Athena In Action September 4, 2018

Journey Tip of the Month—September 2018

By Hillary Wicht Journey Advisor

It’s Not What You Say, It’s How You Say It

Over the last three decades, studies in acoustic science and the psychology of influential communication have continued to support the fact that it’s not what you say, but how you say it that determines if you will have the impact you desire.

As a potential candidate for a board seat, how do you nail your interviews?

Once you have a seat at the table, how do you have a voice at the table?

At a certain level, career milestones are no longer a differentiating factor. You need something to set you apart and leave a lasting impression. What does your voice say about you and what perceptions does it create in others?

You can be the most talented, intelligent, perfect person for the job. However, if you simply share this as information and fail to communicate in a way that actually gives a felt-sense-experience of those very attributes and assets you bring to the table, you will fall short and potentially miss out on opportunities.

Putting meaning into your message, by appropriately emphasizing certain words, will literally stimulate neuro-processes in the brain of your listener to establish trust, likability, buy-in, and retention.

Own your message, own your value and be intentional, without apology.

How to Own Your Message

If you don’t believe your message, no one else will. This is all about muscle-memory. Putting in the dedicated, focused time to practice your content—whether it be for an interview, presentation, or high-stakes conversation—will give you the foundation of skills you need to then be totally present for the exchange.

If you ever learned to play a sport or musical instrument, you can recall when you started and how awkward and unnatural things felt. But, with practice, what was not only once uncomfortable is now so powerful that it’s second nature and it allows you to be all that more proficient at your craft. Similar to an athlete or musician, practice can look very different than the real-life performance.

Intentional practice sets us up to be successful come game-time because we are ready, prepared, and available to be present to whatever may come. Set aside specific time to not only memorize your content but truly embody it. Practice in front of a mirror, walk around the house reciting it. Athena members can record themselves and send it to me for feedback.

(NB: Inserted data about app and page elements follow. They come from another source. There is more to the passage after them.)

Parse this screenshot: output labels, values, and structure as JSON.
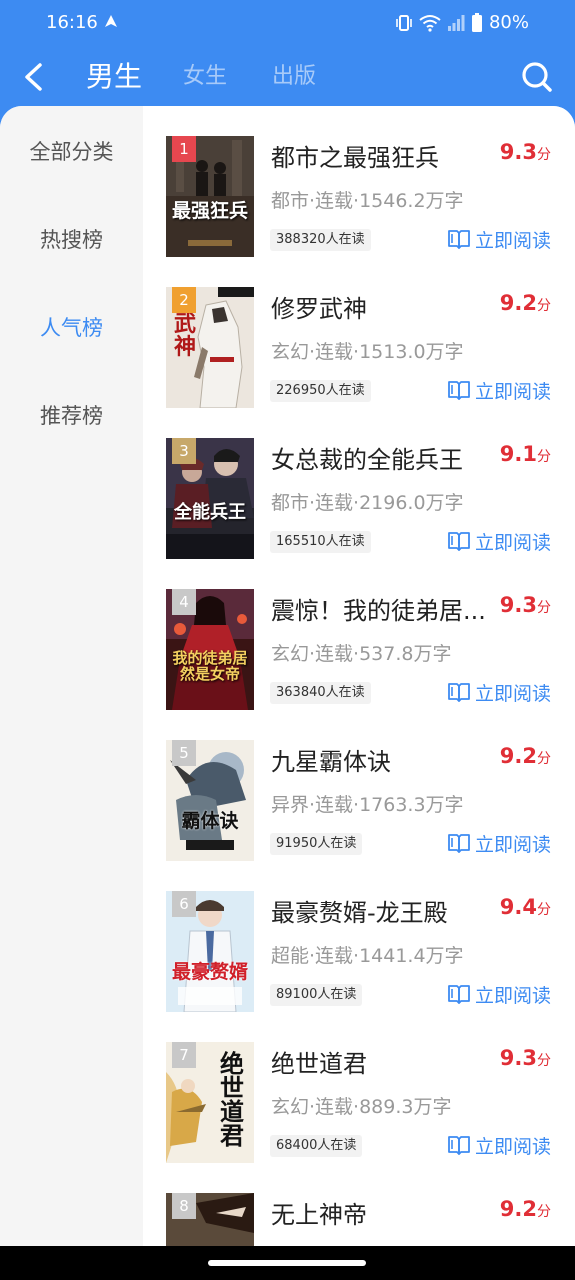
{
  "status": {
    "time": "16:16",
    "battery": "80%"
  },
  "header": {
    "tabs": [
      {
        "label": "男生",
        "active": true
      },
      {
        "label": "女生",
        "active": false
      },
      {
        "label": "出版",
        "active": false
      }
    ]
  },
  "sidebar": {
    "items": [
      {
        "label": "全部分类",
        "active": false
      },
      {
        "label": "热搜榜",
        "active": false
      },
      {
        "label": "人气榜",
        "active": true
      },
      {
        "label": "推荐榜",
        "active": false
      }
    ]
  },
  "books": [
    {
      "rank": "1",
      "title": "都市之最强狂兵",
      "score": "9.3",
      "unit": "分",
      "meta": "都市·连载·1546.2万字",
      "readers": "388320人在读",
      "read_label": "立即阅读"
    },
    {
      "rank": "2",
      "title": "修罗武神",
      "score": "9.2",
      "unit": "分",
      "meta": "玄幻·连载·1513.0万字",
      "readers": "226950人在读",
      "read_label": "立即阅读"
    },
    {
      "rank": "3",
      "title": "女总裁的全能兵王",
      "score": "9.1",
      "unit": "分",
      "meta": "都市·连载·2196.0万字",
      "readers": "165510人在读",
      "read_label": "立即阅读"
    },
    {
      "rank": "4",
      "title": "震惊！我的徒弟居...",
      "score": "9.3",
      "unit": "分",
      "meta": "玄幻·连载·537.8万字",
      "readers": "363840人在读",
      "read_label": "立即阅读"
    },
    {
      "rank": "5",
      "title": "九星霸体诀",
      "score": "9.2",
      "unit": "分",
      "meta": "异界·连载·1763.3万字",
      "readers": "91950人在读",
      "read_label": "立即阅读"
    },
    {
      "rank": "6",
      "title": "最豪赘婿-龙王殿",
      "score": "9.4",
      "unit": "分",
      "meta": "超能·连载·1441.4万字",
      "readers": "89100人在读",
      "read_label": "立即阅读"
    },
    {
      "rank": "7",
      "title": "绝世道君",
      "score": "9.3",
      "unit": "分",
      "meta": "玄幻·连载·889.3万字",
      "readers": "68400人在读",
      "read_label": "立即阅读"
    },
    {
      "rank": "8",
      "title": "无上神帝",
      "score": "9.2",
      "unit": "分",
      "meta": "",
      "readers": "",
      "read_label": ""
    }
  ],
  "cover_text": [
    "最强狂兵",
    "武神",
    "全能兵王",
    "我的徒弟居然是女帝",
    "霸体诀",
    "最豪赘婿",
    "绝世道君",
    ""
  ],
  "colors": {
    "accent": "#3d8bf2",
    "score": "#e02e36",
    "rank_1": "#e6474f",
    "rank_2": "#f0a030",
    "rank_3": "#c7a86a",
    "rank_other": "#c8c8c8"
  }
}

Whatever you choose, give it intention. It is time well-spent that will have major ROI.